The Small Business Deduction is one of the most beneficial of all income tax deductions available to Canadian corporations because it reduces the amount of Part 1 tax that a corporation would have to pay otherwise.
For instance, according to the tax rates in effect as of January 1st, a corporation that qualified for the Small Business Deduction would pay income tax at the rate of 3.5% in Ontario, while corporations of other types in the same province would pay tax at a rate of 11.5%.
See this chart from the Canada Revenue Agency to see the lower and higher rates of corporate tax for the province or territory where your corporation is headquartered (except for Alberta and Quebec which do not have corporation tax collection agreements with the CRA).
However, “Canadian corporation” doesn’t mean any corporation operating in Canada.

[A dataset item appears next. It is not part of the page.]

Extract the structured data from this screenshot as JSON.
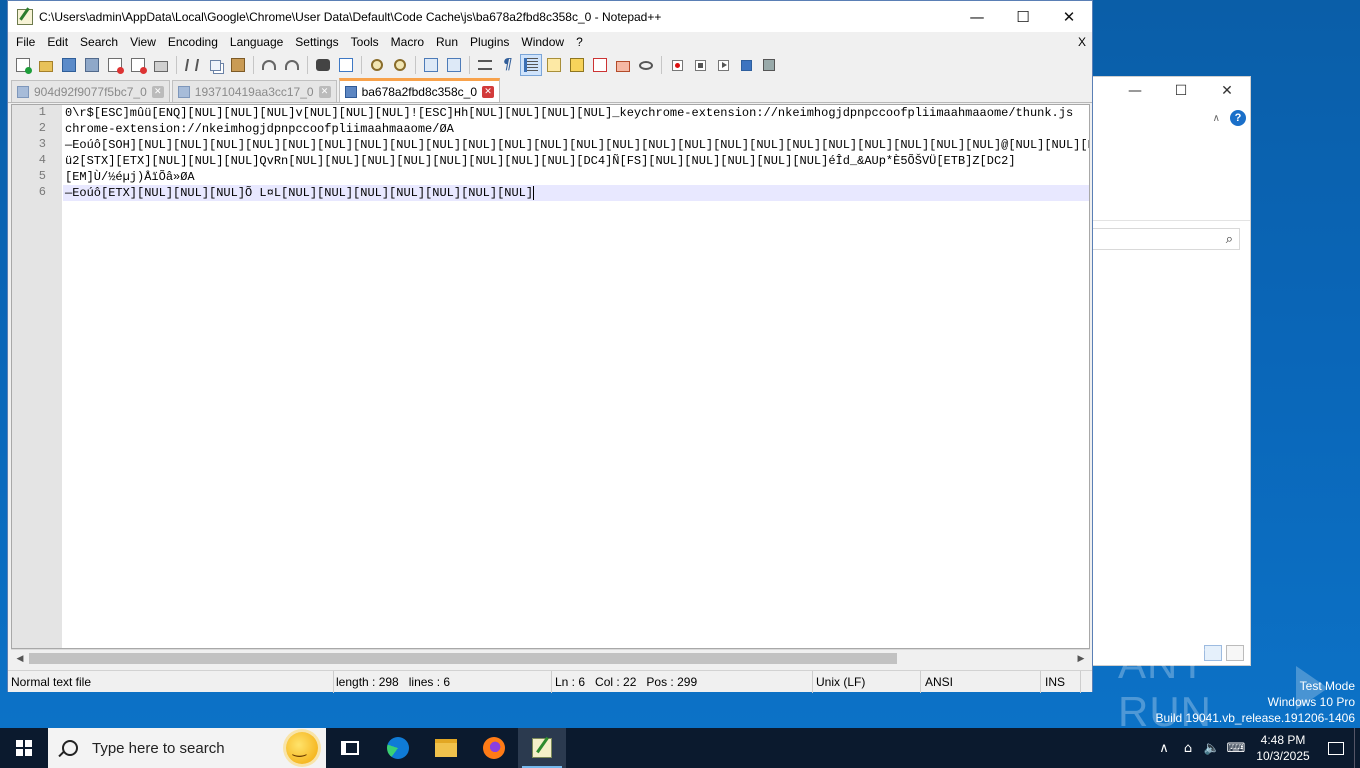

To qualify for the Small Business Deduction, a corporation has to be a Canadian-controlled private corporation (CCPC).
According to Chapter 1 of the T4012 – T2 Corporation Income Tax Guide, to be classed as a Canadian-controlled private corporation, all of the following conditions have to be met:
- It is a private corporation.

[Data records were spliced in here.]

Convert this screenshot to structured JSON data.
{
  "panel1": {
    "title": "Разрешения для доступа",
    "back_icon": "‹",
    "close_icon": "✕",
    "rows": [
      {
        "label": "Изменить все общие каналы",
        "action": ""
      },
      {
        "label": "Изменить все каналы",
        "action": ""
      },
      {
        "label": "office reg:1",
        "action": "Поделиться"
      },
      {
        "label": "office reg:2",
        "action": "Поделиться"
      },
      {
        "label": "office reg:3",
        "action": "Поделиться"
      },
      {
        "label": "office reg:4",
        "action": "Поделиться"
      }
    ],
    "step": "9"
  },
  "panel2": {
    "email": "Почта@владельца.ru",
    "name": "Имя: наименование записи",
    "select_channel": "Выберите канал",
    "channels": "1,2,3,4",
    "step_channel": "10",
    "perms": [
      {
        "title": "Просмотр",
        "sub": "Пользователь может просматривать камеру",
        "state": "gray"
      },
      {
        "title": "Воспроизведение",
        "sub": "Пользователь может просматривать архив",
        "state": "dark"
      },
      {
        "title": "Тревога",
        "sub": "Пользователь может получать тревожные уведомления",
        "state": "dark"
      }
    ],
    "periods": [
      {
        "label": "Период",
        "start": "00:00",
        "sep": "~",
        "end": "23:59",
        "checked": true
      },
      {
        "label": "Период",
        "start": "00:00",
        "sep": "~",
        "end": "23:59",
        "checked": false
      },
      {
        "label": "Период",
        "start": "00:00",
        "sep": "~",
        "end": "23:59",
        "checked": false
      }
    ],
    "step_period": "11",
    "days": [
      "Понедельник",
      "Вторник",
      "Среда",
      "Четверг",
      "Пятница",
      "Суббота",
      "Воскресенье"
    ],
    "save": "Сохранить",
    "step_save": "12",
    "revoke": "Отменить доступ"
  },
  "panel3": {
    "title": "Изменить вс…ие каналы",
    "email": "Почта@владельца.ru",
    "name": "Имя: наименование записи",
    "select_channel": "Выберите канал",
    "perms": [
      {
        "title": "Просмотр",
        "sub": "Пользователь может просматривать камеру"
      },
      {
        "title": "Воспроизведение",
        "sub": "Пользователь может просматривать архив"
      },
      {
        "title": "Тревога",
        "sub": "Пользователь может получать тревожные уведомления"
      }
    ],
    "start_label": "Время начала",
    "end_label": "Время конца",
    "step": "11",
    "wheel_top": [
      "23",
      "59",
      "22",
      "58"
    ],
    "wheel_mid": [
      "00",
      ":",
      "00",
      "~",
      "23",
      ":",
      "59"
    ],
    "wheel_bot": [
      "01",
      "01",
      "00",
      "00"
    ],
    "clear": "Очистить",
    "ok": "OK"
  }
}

- It is a corporation that was resident in Canada and was either incorporated in Canada or resident in Canada from June 18, 1971, to the end of the tax year.

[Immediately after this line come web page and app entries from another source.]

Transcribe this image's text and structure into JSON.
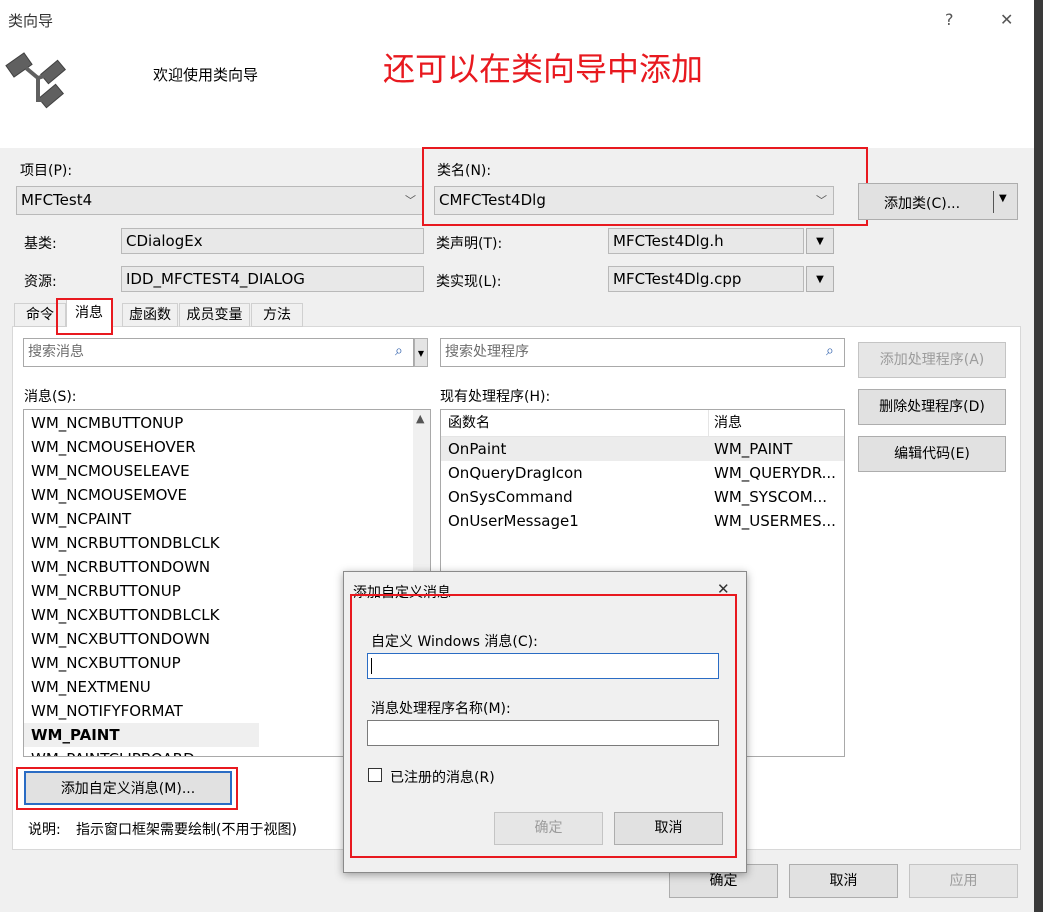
{
  "window": {
    "title": "类向导",
    "help": "?",
    "close": "✕"
  },
  "header": {
    "welcome": "欢迎使用类向导",
    "annotation": "还可以在类向导中添加"
  },
  "form": {
    "project_label": "项目(P):",
    "project_value": "MFCTest4",
    "classname_label": "类名(N):",
    "classname_value": "CMFCTest4Dlg",
    "add_class": "添加类(C)...",
    "base_label": "基类:",
    "base_value": "CDialogEx",
    "decl_label": "类声明(T):",
    "decl_value": "MFCTest4Dlg.h",
    "res_label": "资源:",
    "res_value": "IDD_MFCTEST4_DIALOG",
    "impl_label": "类实现(L):",
    "impl_value": "MFCTest4Dlg.cpp"
  },
  "tabs": [
    "命令",
    "消息",
    "虚函数",
    "成员变量",
    "方法"
  ],
  "messages": {
    "search_placeholder": "搜索消息",
    "handler_search_placeholder": "搜索处理程序",
    "list_label": "消息(S):",
    "items": [
      "WM_NCMBUTTONUP",
      "WM_NCMOUSEHOVER",
      "WM_NCMOUSELEAVE",
      "WM_NCMOUSEMOVE",
      "WM_NCPAINT",
      "WM_NCRBUTTONDBLCLK",
      "WM_NCRBUTTONDOWN",
      "WM_NCRBUTTONUP",
      "WM_NCXBUTTONDBLCLK",
      "WM_NCXBUTTONDOWN",
      "WM_NCXBUTTONUP",
      "WM_NEXTMENU",
      "WM_NOTIFYFORMAT",
      "WM_PAINT",
      "WM_PAINTCLIPBOARD"
    ],
    "selected": "WM_PAINT",
    "handlers_label": "现有处理程序(H):",
    "handlers_columns": [
      "函数名",
      "消息"
    ],
    "handlers": [
      [
        "OnPaint",
        "WM_PAINT"
      ],
      [
        "OnQueryDragIcon",
        "WM_QUERYDR..."
      ],
      [
        "OnSysCommand",
        "WM_SYSCOM..."
      ],
      [
        "OnUserMessage1",
        "WM_USERMES..."
      ]
    ],
    "add_handler": "添加处理程序(A)",
    "delete_handler": "删除处理程序(D)",
    "edit_code": "编辑代码(E)",
    "add_custom": "添加自定义消息(M)...",
    "desc_label": "说明:",
    "desc_value": "指示窗口框架需要绘制(不用于视图)"
  },
  "footer": {
    "ok": "确定",
    "cancel": "取消",
    "apply": "应用"
  },
  "dialog": {
    "title": "添加自定义消息",
    "close": "✕",
    "msg_label": "自定义 Windows 消息(C):",
    "msg_value": "",
    "handler_label": "消息处理程序名称(M):",
    "handler_value": "",
    "registered_label": "已注册的消息(R)",
    "registered_checked": false,
    "ok": "确定",
    "cancel": "取消"
  },
  "colors": {
    "annotation": "#e8191f",
    "window_bg": "#f0f0f0"
  },
  "icons": {
    "logo": "class-wizard-icon",
    "search": "search-icon",
    "dropdown": "chevron-down-icon"
  }
}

- It is not controlled directly or indirectly by one or more non-resident persons.
- It is not controlled directly or indirectly by one or more public corporations (other than a prescribed venture capital corporation, as defined in Regulation 6700).
- It is not controlled by a Canadian resident corporation that lists its shares on a designated stock exchange outside of Canada.
- It is not controlled directly or indirectly by any combination of persons described in the three previous conditions.
- If all of its shares that are owned by a non-resident person, by a public corporation (other than a prescribed venture capital corporation), or by a corporation with a class of shares listed on a designated stock exchange, were owned by one person, that person would not own sufficient shares to control the corporation.
- No class of its shares of capital stock is listed on a designated stock exchange.
There is also a size limit based on a Canadian-controlled private corporation’s taxable capital.
- CCPCs that have taxable capital employed in Canada of $15 million or more do not qualify for the Small Business Deduction at all.
- CCPCs that have taxable capital of between $10 million and $15 million in the previous tax year are eligible for the Small Business Deduction but their business limit is reduced on a straight-line basis.
- And any CCPC that is a member of an associated group that has in total more than $10 million of taxable capital employed in Canada faces a reduced business limit as well.
Qualifying as a Canadian-controlled private corporation is the best possible income tax scenario for a Canadian corporation. The Small Business Deduction is just one of the income tax advantages such corporations enjoy.